─── Provided information ───

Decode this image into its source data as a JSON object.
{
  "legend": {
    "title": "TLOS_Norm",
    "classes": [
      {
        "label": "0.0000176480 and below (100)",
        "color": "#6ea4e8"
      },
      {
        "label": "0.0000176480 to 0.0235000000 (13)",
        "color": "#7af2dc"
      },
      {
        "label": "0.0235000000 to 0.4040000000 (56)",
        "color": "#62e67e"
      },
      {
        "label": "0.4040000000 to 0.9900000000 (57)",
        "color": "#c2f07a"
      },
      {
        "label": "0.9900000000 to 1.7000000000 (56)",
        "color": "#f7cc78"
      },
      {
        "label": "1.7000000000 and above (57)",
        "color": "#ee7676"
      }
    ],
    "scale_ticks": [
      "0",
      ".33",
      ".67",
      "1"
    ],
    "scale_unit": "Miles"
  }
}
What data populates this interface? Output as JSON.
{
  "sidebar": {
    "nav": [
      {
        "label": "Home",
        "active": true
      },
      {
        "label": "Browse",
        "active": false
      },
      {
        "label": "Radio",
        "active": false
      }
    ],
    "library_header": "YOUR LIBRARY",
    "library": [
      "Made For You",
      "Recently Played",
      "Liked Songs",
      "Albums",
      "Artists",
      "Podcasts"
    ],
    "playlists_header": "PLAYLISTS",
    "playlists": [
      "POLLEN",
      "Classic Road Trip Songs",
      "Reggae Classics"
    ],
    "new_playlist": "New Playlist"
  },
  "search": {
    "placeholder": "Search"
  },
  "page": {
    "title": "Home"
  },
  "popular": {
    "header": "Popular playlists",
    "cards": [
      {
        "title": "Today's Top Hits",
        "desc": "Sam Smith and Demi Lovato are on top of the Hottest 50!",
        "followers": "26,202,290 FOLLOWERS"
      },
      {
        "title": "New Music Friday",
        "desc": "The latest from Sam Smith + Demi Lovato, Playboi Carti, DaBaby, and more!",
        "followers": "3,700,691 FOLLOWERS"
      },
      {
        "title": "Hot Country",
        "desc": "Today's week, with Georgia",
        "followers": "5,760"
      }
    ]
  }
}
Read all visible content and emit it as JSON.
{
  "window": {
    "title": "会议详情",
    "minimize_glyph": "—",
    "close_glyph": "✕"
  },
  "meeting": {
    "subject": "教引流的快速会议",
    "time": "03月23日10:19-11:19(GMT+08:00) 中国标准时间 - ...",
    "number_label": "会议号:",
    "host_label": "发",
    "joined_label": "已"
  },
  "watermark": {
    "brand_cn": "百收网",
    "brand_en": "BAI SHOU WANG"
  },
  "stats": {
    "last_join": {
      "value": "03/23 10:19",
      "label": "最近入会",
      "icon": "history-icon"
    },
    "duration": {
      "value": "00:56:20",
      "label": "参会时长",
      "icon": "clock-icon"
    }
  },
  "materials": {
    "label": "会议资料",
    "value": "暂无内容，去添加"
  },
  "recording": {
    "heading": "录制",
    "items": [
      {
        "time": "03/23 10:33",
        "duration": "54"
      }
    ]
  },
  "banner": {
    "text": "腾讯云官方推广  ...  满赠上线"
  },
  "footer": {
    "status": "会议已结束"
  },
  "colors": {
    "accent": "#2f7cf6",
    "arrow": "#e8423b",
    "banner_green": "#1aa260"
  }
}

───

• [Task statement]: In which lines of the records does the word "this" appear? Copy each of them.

• [Answer below]:
Decode this image into its source data as a JSON object.
What data populates this interface? Output as JSON.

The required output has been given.